chabon Essay summary-A

chabon Essay summary-A - imagination to a cause of actual...

Info iconThis preview shows page 1. Sign up to view the full content.

View Full Document Right Arrow Icon
76100 Dr. Di Prete 2007.09.17 A paragraph summary of Chabon’s “Solitude and the Fortress of Youth” Michael Chabon has a talent in absorbing readers’ attention to his viewpoint. Anyone who read his essay “solitude and the Fortress of Youth” will buy in his argument and review such teenage crimes approaching with a different perspective. The composition writing is set up in three steps to make his point: Admitting the ugly nature of human, repelling the worries of a teenager’s temptation to reflecting on the nature, and re- evaluating the effect of a work of imagination and its benefit to a teenager. Reporting a student’s expulsion case in San Francisco, Chabon begins displaying the media’s attempt to focus on the work of violent and nasty arts, which the student produced was considered as a cause of a possible murder scene. Then, he critiques those who align teenagers’ work of
Background image of page 1
This is the end of the preview. Sign up to access the rest of the document.

Unformatted text preview: imagination to a cause of actual disasters by identifying such ugly nature in the First Amendment where “all the worst impulses of humanity: toward repression, brutality, intolerance and fear” is stipulated, and “profound disenchantment about groups of human beings acting as government, court systems, arimies, state religions and bureaucracies” reveals, ludicrously. He deems the human nature as supposed to spread and share human creations because human imagination, especially teenager’s, needs to be fed for living in a “fortress of solitude.” Chabon regards the distribution of art, if somewhat troubled, as more natural than any kind of human behavior.

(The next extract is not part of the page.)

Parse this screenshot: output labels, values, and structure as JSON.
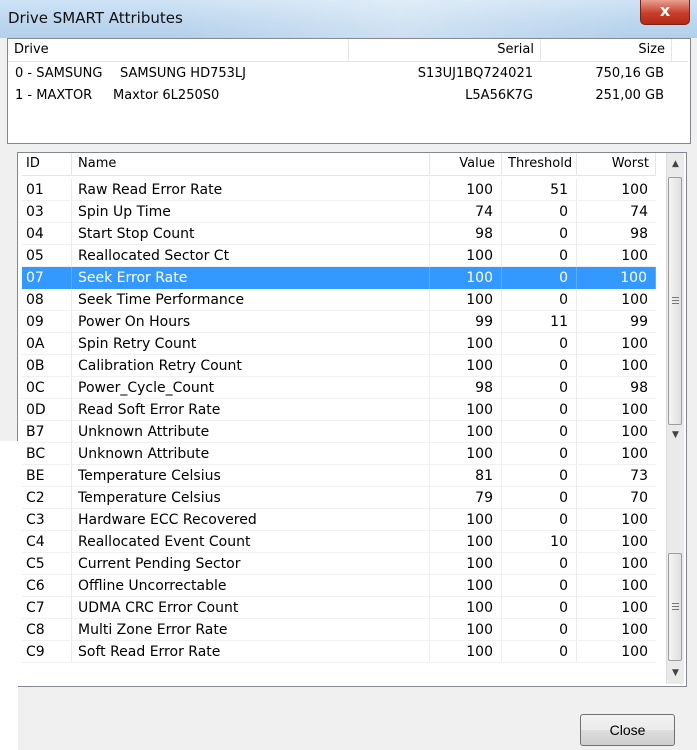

Finally, he makes his point as he supports that being exposed to the dark side of imagination accounts for accepting his nature with confidence and preventing an actual scene....
View Full Document

This note was uploaded on 04/07/2008 for the course ENGLISH 76100 taught by Professor Lynch during the Fall '07 term at Carnegie Mellon.

Ask a homework question - tutors are online